As a young lad growing up on the family farm near Sussex, Wis., Rick Mindemann was infatuated with a 1927 model 10-20 McCormick-Deering standard-tread tractor owned by his neighbor Laef Spano.
“During that time period, he would often let me drive it around the yard,” Mindemann recalls. “Although reaching the pedals was difficult, I could stand, brace myself against the seat, and was able to manipulate the gear shift.
“One afternoon when I was 10, he just gave me the tractor and said I could take it home. Since there were cleats attached to the steel wheels, I had to drive on the shoulder off the road before reaching my grandfather’s farm. Although the tractor never handled any field chores during the next few years, it was often driven down the lane into the woods.”
The 10-20 was built by International Harvester from 1923 to 1939 in the Chicago Tractor Works factory as an alternative to the 1918 Fordson tractor. There were 26,646 units produced in 1927, with a price tag of $785 off the showroom floor. The 10-20 resembled the McCormick-Deering 15-30 but was considerably smaller. With its two-plow rating, it replaced the International 8-16 unit.
The engine, which ran on kerosene, was a four-cylinder water-cooling system governed at 1,000 rpm, coupled to a three-speed sliding gear transmission. The tractor weighed 3,700 pounds. Other features included a 30-foot turning radius, 78-inch wheel-base, three forward gears and a reverse gear, dry disc clutch brakes, and ratings of 25 hp on the belt and 20 hp on the drawbar.
In 1963, when Mindemann’s mother, Betty, opened a shop called Mindy’s Antiques in the remodeled dairy barn on the home farm near Sullivan, the 10-20 was parked next to the silo. Several items were frequently displayed on the front panel while an American flag was anchored in the grill. To celebrate the 1976 bicentennial, the tractor was repainted red, white and blue.

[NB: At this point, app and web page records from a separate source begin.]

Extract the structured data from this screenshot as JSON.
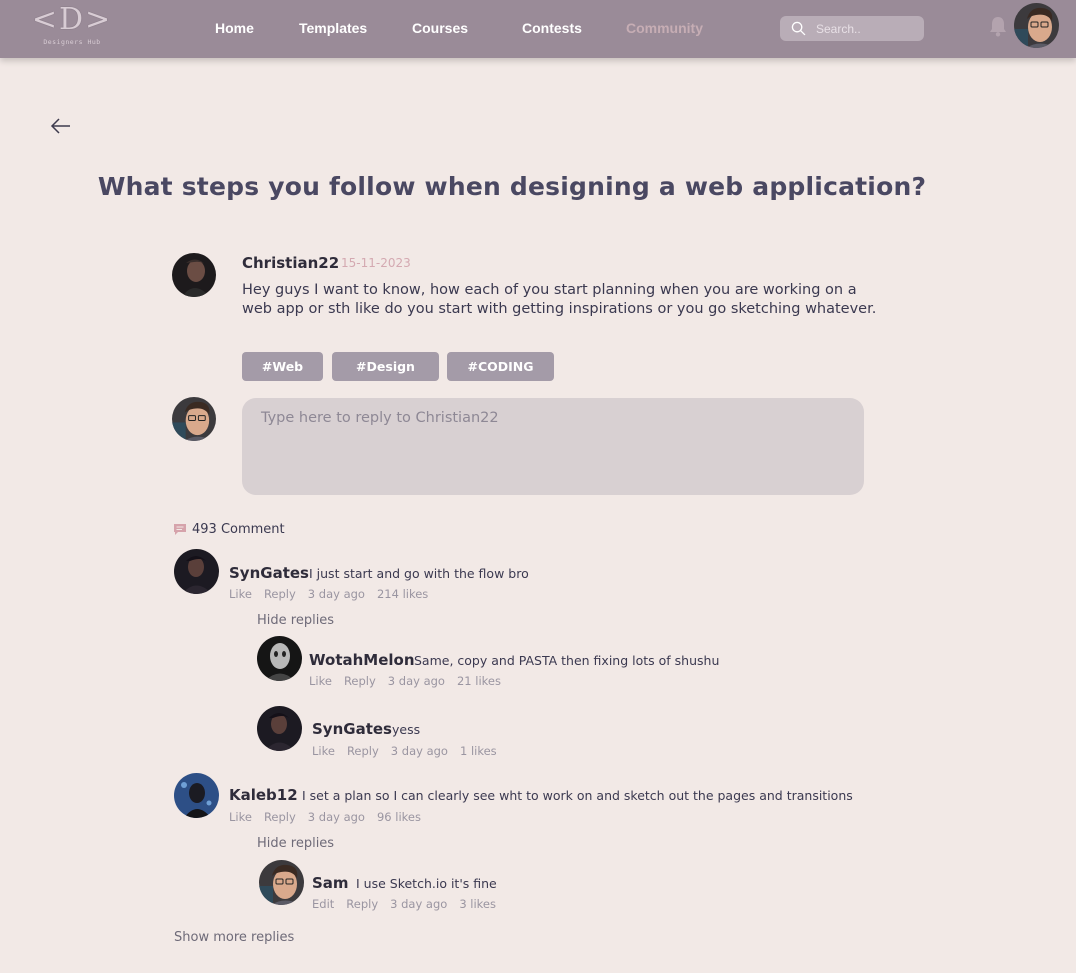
{
  "nav": {
    "logo_mark": "<D>",
    "logo_sub": "Designers Hub",
    "links": [
      "Home",
      "Templates",
      "Courses",
      "Contests",
      "Community"
    ],
    "search_placeholder": "Search.."
  },
  "post": {
    "title": "What steps you follow when designing a web application?",
    "author": "Christian22",
    "date": "15-11-2023",
    "body": "Hey guys I want to know,  how each of you start planning when you are working on a web app or sth like do you start with getting inspirations or you go sketching whatever.",
    "tags": [
      "#Web",
      "#Design",
      "#CODING"
    ],
    "reply_placeholder": "Type here to reply to Christian22"
  },
  "comments_header": "493 Comment",
  "comments": [
    {
      "name": "SynGates",
      "text": "I just start and go with the flow bro",
      "actions": [
        "Like",
        "Reply",
        "3 day ago",
        "214 likes"
      ],
      "hide_replies": "Hide replies",
      "replies": [
        {
          "name": "WotahMelon",
          "text": "Same, copy and PASTA then fixing lots of shushu",
          "actions": [
            "Like",
            "Reply",
            "3 day ago",
            "21 likes"
          ]
        },
        {
          "name": "SynGates",
          "text": "yess",
          "actions": [
            "Like",
            "Reply",
            "3 day ago",
            "1 likes"
          ]
        }
      ]
    },
    {
      "name": "Kaleb12",
      "text": "I set a plan so I can clearly see wht to work on and sketch out the pages and transitions",
      "actions": [
        "Like",
        "Reply",
        "3 day ago",
        "96 likes"
      ],
      "hide_replies": "Hide replies",
      "replies": [
        {
          "name": "Sam",
          "text": "I use Sketch.io it's fine",
          "actions": [
            "Edit",
            "Reply",
            "3 day ago",
            "3 likes"
          ]
        }
      ]
    }
  ],
  "show_more": "Show more replies",
  "colors": {
    "nav_bg": "#9a8b98",
    "page_bg": "#f2e9e6",
    "tag_bg": "#a49ba8",
    "active_link": "#c6adb4",
    "date": "#d4a9b1"
  }
}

Although the tractor remained in good working condition, it began to deteriorate, especially after someone stole the magneto. When Mindemann’s mother closed her business in 2000, he moved the 10-20 and a two-bottom plow to his son’s farm just south of Interstate 94. Now, as motorists pass by, they can catch a glimpse of the 93-year-old machine sitting on the west side of the barn.
“Receiving that 10-20 as a gift was one of the proudest moments of my life,” says Mindemann, who operated a trucking business for nearly 40 years and now helps manage 200 head of registered Angus cows in the family enterprise. “Ever since I was a kid, it has been my favorite tractor. Hopefully the kids and grandchildren appreciate the legacy and heritage surrounding the 10-20, and they will always find a place for it on the farm.”

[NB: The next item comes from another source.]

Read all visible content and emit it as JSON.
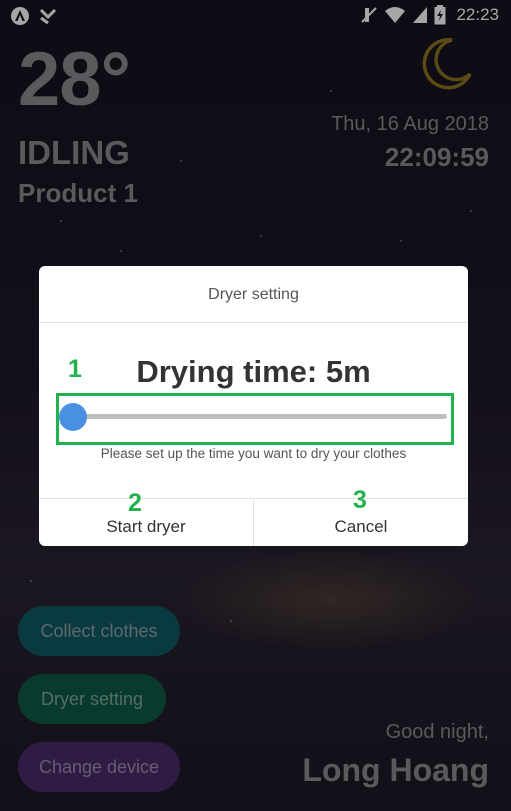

Persinger lives in Milwaukee, Wis. To have your favorite tractor featured, email or send in a photo of yourself with your tractor, along with a 300-word write-up about the tractor, to: email@example.com; or Wisconsin Agriculturist, P.O. Box 236, Brandon, WI 53919.